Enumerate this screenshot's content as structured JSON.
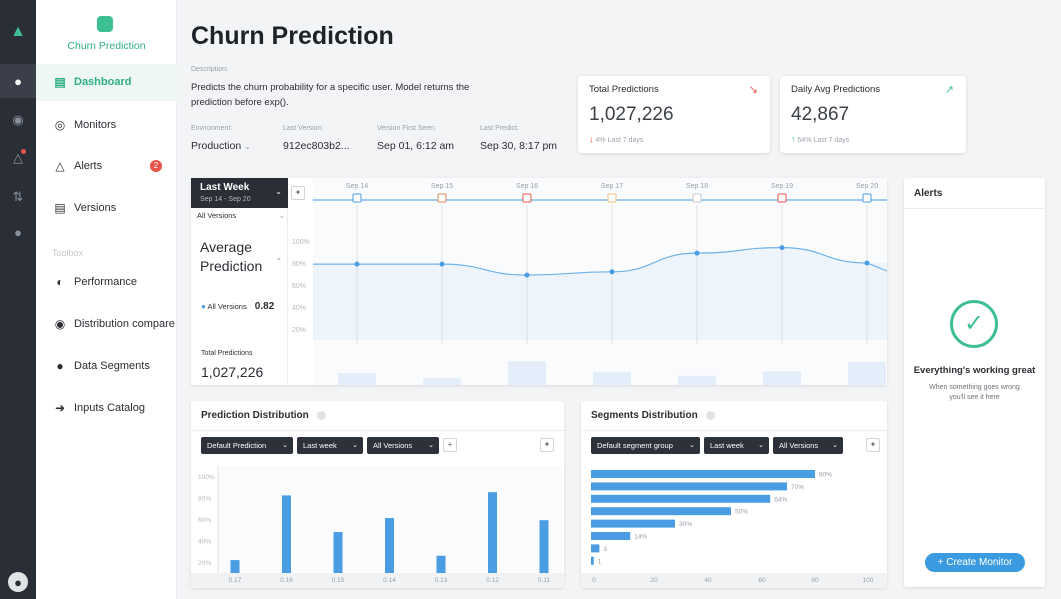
{
  "app": {
    "name": "Churn Prediction"
  },
  "sidebar": {
    "items": [
      {
        "label": "Dashboard"
      },
      {
        "label": "Monitors"
      },
      {
        "label": "Alerts",
        "badge": "2"
      },
      {
        "label": "Versions"
      }
    ],
    "toolbox_label": "Toolbox",
    "tools": [
      {
        "label": "Performance"
      },
      {
        "label": "Distribution compare"
      },
      {
        "label": "Data Segments"
      },
      {
        "label": "Inputs Catalog"
      }
    ]
  },
  "page": {
    "title": "Churn Prediction",
    "description_label": "Description:",
    "description": "Predicts the churn probability for a specific user. Model returns the prediction before exp().",
    "meta": [
      {
        "label": "Environment:",
        "value": "Production"
      },
      {
        "label": "Last Version:",
        "value": "912ec803b2..."
      },
      {
        "label": "Version First Seen:",
        "value": "Sep 01, 6:12 am"
      },
      {
        "label": "Last Predict:",
        "value": "Sep 30, 8:17 pm"
      }
    ]
  },
  "kpis": [
    {
      "title": "Total Predictions",
      "value": "1,027,226",
      "change": "4%",
      "period": "Last 7 days",
      "trend": "down",
      "color": "#e8534a"
    },
    {
      "title": "Daily Avg Predictions",
      "value": "42,867",
      "change": "54%",
      "period": "Last 7 days",
      "trend": "up",
      "color": "#3dbf93"
    }
  ],
  "timeline": {
    "period_label": "Last Week",
    "period_range": "Sep 14 - Sep 20",
    "version_filter": "All Versions",
    "metric": "Average Prediction",
    "legend_label": "All Versions",
    "legend_value": "0.82",
    "total_label": "Total Predictions",
    "total_value": "1,027,226",
    "markers": [
      "normal",
      "warn",
      "alert",
      "warn-light",
      "empty",
      "alert",
      "normal"
    ]
  },
  "alerts": {
    "title": "Alerts",
    "status": "Everything's working great",
    "note": "When something goes wrong you'll see it here",
    "button": "+ Create Monitor"
  },
  "prediction_distribution": {
    "title": "Prediction Distribution",
    "filters": [
      "Default Prediction",
      "Last week",
      "All Versions"
    ]
  },
  "segments_distribution": {
    "title": "Segments Distribution",
    "filters": [
      "Default segment group",
      "Last week",
      "All Versions"
    ]
  },
  "chart_data": [
    {
      "type": "line",
      "title": "Average Prediction",
      "x": [
        "Sep 14",
        "Sep 15",
        "Sep 16",
        "Sep 17",
        "Sep 18",
        "Sep 19",
        "Sep 20"
      ],
      "series": [
        {
          "name": "All Versions",
          "values": [
            0.79,
            0.79,
            0.69,
            0.72,
            0.89,
            0.94,
            0.8
          ]
        }
      ],
      "volume": [
        0.35,
        0.2,
        0.7,
        0.38,
        0.27,
        0.4,
        0.68
      ],
      "yticks": [
        "100%",
        "80%",
        "60%",
        "40%",
        "20%"
      ],
      "ylim": [
        0.1,
        1.1
      ]
    },
    {
      "type": "bar",
      "title": "Prediction Distribution",
      "categories": [
        "0.17",
        "0.16",
        "0.15",
        "0.14",
        "0.13",
        "0.12",
        "0.11"
      ],
      "values": [
        22,
        82,
        48,
        61,
        26,
        85,
        59
      ],
      "yticks": [
        "100%",
        "80%",
        "60%",
        "40%",
        "20%"
      ],
      "ylim": [
        10,
        100
      ]
    },
    {
      "type": "bar",
      "orientation": "horizontal",
      "title": "Segments Distribution",
      "values": [
        80,
        70,
        64,
        50,
        30,
        14,
        3,
        1
      ],
      "labels": [
        "80%",
        "70%",
        "64%",
        "50%",
        "30%",
        "14%",
        "3",
        "1"
      ],
      "xticks": [
        "0",
        "20",
        "40",
        "60",
        "80",
        "100"
      ],
      "xlim": [
        0,
        100
      ]
    }
  ]
}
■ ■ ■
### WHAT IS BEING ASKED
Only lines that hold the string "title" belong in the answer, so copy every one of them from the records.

### TASK OUTPUT
    "title": "Churn Prediction",
      "title": "Total Predictions",
      "title": "Daily Avg Predictions",
    "title": "Alerts",
    "title": "Prediction Distribution",
    "title": "Segments Distribution",
      "title": "Average Prediction",
      "title": "Prediction Distribution",
      "title": "Segments Distribution",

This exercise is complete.